As a child in a low-income neighborhood near Houston’s Third Ward, Reagan Scott saw the root causes of poor health firsthand. “We only had fast food and unhealthy food options in our area,” she said. “We had to drive up to 30 minutes to get to a good grocery store.”
When Scott and her family moved to a small, remote town in New Mexico, she saw the rural culprits of adverse health conditions. Low-income residents lived 45 minutes from health care providers and lacked health insurance.
It wasn’t until she finally settled in The Woodlands, an affluent Texas suburb, that Scott fully realized the prodigious health disparities that exist between low-income, urban and rural communities and middle and high-income communities with access to high quality health care. “In The Woodlands,” she said, “You have quality doctors at your fingertips, people with health insurance and higher incomes.”
Her experiences, coupled with her own health challenges, ignited in her a desire to become a physician. So, when the Prairie View A&M University sophomore heard about UH College of Medicine’s Undergraduate Summer Shadowing Program for aspiring medical students, she was all in.
“We launched the program to help build a pipeline of diverse medical students, because there is a lack of diversity in the physician workforce,” said the college’s Assistant Dean of Diversity and Outreach Dr. Kenya Steele. “We also want to help prepare students to get into medical school and to teach them about the social determinants of health.”
The social determinants include access to quality education and health care, socioeconomics, the environment and other societal factors that bear the greatest impact on people’s health.
Over four weeks, 10 students from diverse backgrounds shadowed faculty physicians in a Third Ward clinic. And, as they treated their patients’ medical conditions, they also addressed key contributors to their health.
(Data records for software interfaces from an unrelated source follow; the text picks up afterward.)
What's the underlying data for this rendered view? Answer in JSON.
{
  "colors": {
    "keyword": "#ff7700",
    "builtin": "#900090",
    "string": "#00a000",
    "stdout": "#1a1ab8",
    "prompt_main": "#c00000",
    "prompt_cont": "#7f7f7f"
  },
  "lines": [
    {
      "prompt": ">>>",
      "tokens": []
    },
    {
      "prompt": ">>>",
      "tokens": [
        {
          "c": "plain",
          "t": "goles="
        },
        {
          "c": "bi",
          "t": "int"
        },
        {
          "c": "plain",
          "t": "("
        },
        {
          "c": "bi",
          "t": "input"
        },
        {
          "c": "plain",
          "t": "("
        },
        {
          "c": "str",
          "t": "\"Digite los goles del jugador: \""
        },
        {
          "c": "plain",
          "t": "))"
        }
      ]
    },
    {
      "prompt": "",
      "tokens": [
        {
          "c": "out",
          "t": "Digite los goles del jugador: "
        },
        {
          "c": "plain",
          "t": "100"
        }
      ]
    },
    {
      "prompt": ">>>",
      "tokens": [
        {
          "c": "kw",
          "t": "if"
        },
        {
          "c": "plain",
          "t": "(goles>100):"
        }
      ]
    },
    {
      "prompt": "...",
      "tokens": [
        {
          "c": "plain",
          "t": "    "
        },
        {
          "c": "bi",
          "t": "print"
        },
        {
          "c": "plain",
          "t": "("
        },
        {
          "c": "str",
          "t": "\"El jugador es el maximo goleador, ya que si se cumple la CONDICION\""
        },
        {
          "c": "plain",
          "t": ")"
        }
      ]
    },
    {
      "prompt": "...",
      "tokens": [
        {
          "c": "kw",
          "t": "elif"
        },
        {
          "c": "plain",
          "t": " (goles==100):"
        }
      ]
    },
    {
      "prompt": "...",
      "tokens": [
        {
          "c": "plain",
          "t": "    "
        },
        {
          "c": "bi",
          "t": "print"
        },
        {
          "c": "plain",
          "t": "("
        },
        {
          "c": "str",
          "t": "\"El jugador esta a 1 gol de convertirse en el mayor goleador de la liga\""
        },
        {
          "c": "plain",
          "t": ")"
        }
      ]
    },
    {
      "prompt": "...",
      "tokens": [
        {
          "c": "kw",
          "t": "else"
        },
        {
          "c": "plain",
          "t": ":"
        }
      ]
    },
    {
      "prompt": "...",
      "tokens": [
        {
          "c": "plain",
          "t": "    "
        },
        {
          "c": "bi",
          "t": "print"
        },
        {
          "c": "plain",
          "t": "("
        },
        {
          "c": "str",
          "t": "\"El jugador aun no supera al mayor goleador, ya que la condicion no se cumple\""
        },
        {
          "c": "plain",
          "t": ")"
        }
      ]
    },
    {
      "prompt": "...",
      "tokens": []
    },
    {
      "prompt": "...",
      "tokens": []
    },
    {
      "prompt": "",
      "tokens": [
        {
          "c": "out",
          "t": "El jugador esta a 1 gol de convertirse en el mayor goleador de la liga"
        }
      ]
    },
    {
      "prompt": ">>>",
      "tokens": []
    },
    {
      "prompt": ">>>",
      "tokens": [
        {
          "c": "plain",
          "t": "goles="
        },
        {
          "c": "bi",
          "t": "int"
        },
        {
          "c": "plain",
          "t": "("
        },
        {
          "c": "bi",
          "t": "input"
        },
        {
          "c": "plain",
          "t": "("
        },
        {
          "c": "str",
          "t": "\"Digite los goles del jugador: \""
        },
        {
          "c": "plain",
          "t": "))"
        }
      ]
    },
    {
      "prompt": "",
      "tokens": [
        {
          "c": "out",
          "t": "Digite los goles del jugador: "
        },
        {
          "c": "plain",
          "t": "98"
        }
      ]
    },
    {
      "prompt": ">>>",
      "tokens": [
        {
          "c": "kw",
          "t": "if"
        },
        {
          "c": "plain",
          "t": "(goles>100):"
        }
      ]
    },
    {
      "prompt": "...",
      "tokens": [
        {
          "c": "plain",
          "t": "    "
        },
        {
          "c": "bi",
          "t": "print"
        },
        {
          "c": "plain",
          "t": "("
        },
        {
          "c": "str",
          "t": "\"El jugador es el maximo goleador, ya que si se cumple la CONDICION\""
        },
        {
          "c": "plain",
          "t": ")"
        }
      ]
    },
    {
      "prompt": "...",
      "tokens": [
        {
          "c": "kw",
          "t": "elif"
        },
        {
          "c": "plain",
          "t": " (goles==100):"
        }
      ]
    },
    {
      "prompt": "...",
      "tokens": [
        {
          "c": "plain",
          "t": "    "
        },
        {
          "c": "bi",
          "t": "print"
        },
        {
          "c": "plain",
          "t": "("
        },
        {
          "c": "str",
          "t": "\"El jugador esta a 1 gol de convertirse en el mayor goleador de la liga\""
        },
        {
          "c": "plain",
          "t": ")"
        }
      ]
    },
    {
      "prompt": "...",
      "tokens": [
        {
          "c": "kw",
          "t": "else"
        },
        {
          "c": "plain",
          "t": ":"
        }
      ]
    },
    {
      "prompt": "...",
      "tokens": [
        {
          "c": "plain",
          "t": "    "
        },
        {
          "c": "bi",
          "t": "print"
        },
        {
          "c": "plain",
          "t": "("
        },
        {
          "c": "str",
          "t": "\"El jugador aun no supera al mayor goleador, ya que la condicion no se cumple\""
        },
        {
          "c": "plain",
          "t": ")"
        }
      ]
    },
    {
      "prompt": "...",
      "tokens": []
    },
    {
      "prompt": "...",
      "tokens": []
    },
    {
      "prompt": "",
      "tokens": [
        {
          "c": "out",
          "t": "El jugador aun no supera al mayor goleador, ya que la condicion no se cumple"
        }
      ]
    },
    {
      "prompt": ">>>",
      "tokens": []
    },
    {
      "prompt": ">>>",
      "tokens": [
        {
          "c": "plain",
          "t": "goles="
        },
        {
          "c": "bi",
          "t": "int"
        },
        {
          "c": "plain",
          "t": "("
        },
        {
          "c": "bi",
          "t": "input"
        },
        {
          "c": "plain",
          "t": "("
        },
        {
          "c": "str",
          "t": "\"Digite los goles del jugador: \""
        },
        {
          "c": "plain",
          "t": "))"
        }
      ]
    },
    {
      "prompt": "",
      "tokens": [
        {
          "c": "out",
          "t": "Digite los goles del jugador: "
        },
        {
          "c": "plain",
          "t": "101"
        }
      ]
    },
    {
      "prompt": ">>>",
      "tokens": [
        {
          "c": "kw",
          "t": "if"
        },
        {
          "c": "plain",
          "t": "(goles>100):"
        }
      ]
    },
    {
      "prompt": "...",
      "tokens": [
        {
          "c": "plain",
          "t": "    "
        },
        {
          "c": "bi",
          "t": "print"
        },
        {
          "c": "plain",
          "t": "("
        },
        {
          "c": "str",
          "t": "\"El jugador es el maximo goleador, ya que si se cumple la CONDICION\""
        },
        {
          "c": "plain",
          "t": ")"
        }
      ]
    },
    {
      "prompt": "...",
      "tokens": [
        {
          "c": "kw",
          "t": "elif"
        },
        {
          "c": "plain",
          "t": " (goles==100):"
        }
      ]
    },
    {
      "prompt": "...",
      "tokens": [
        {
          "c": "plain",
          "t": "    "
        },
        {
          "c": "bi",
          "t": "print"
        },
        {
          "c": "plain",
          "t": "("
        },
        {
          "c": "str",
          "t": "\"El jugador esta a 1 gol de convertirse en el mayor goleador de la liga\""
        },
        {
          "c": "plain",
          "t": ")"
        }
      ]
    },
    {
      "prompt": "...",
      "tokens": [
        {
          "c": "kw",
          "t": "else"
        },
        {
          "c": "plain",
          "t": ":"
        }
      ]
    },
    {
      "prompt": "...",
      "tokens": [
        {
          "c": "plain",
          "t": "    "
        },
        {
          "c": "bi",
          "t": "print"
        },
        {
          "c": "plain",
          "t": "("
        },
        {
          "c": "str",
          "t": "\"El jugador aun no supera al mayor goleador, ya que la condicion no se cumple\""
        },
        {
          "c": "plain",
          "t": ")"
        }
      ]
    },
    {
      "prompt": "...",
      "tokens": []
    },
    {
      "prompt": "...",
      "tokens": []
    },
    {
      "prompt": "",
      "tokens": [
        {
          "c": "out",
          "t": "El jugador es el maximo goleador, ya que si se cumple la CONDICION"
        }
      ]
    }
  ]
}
The physician Scott shadowed examined patients’ diet, mental health and outside stressors. “It was a very uplifting experience,” Scott said. The cohort also attended workshops to help prepare them to apply to medical school.
This fall, the College will expand its diversity and outreach efforts to Yates High School in Third Ward, where they will introduce students to the medical field through interactive activities and mentorship.